Solidarity is a way of life for the Cuban people and their elected government. Currently this solidarity in seen in the number of Cuban doctors and other medical professionals that are working in countries outside of Cuba. They number more than 50,000. They are providing services in 66 countries found in Latin America, Africa, and the Middle East. In Brazil there will be 11,430 by the end of March of this year. These medical personnel also serve to help the Cuban economy since they generate over $6 billion a year for the Cuban people from the compensation paid for their servicres. This amount is more than twice the $2.5 billion generated by tourism to the tropical island paradise.
One might think, “Well what about the medical needs in Cuba?” A fair question. Roberto Morales, the minister of health care in Cuba, assured the daily news paper Juventud Rebelde that people’s medical coverage in Cuba is not affected by the solidarity being provided overseas by Cuban doctors and other medical professionals. In fact, by United Nations Standards, Cuban people have one of the best health care delivery systems in the world. Morales went on to say that there is no justification for deficiencies related to lack of cleanliness, providing of meals, bed clothing and worker dicipline which can all tarnish the work of medical personnel in Cuba.
The president of Cuba, Raul Castro, announced in February a pay increase scheduled for medical sector workers because the main income for the Cuban econony comes from the work done by so many doctors and medical professionals working in these other countries.
Roberto Morales also spoke about the shortages in Cuba in “materials and technologies” in some hospitals, clinics and doctor’s offices and he announced for this year an investment of $91 million to buy replacement items and equipment and to introduce new technologies to address these shortages.

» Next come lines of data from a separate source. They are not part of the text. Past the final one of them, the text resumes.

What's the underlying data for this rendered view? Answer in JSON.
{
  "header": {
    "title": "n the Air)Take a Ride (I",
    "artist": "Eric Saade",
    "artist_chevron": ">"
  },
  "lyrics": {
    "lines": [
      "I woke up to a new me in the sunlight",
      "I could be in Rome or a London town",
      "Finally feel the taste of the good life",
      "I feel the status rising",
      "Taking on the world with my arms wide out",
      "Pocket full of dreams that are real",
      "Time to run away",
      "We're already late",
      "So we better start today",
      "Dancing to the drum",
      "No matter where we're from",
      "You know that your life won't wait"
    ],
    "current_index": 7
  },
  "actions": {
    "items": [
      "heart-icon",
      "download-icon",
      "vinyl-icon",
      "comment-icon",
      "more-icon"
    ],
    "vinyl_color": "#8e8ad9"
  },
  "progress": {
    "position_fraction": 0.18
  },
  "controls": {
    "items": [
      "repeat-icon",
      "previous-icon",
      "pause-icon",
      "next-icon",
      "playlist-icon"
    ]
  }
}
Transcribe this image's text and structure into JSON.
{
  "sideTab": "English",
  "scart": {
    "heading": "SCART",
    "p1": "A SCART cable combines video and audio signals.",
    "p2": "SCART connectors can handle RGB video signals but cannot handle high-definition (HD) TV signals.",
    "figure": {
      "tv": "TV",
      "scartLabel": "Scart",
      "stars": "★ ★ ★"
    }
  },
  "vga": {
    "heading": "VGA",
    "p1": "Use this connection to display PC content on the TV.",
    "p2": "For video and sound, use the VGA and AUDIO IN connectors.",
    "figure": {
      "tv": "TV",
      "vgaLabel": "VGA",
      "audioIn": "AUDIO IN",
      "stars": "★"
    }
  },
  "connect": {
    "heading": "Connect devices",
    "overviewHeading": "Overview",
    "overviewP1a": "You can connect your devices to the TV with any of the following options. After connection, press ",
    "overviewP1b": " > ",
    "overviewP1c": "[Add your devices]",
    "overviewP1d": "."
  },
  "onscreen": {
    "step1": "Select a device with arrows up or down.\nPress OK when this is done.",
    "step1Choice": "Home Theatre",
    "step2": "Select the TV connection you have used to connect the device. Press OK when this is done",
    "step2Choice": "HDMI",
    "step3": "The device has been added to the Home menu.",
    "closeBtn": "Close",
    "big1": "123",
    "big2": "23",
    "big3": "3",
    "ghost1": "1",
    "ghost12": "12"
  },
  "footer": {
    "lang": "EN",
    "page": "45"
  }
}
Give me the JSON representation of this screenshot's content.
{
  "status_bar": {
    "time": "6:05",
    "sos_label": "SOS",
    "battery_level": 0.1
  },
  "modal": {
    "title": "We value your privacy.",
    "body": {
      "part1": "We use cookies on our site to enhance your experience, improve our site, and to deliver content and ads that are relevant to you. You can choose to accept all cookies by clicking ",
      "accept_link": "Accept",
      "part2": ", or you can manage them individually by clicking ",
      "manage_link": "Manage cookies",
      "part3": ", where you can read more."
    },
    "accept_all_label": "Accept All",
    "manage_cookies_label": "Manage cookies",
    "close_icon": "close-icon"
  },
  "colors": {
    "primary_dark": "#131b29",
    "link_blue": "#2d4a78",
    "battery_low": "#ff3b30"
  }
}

Photo: Students head to class at the Latin American Medical School (ELAM) in Havana, Cuba. Javier Galeamo/AP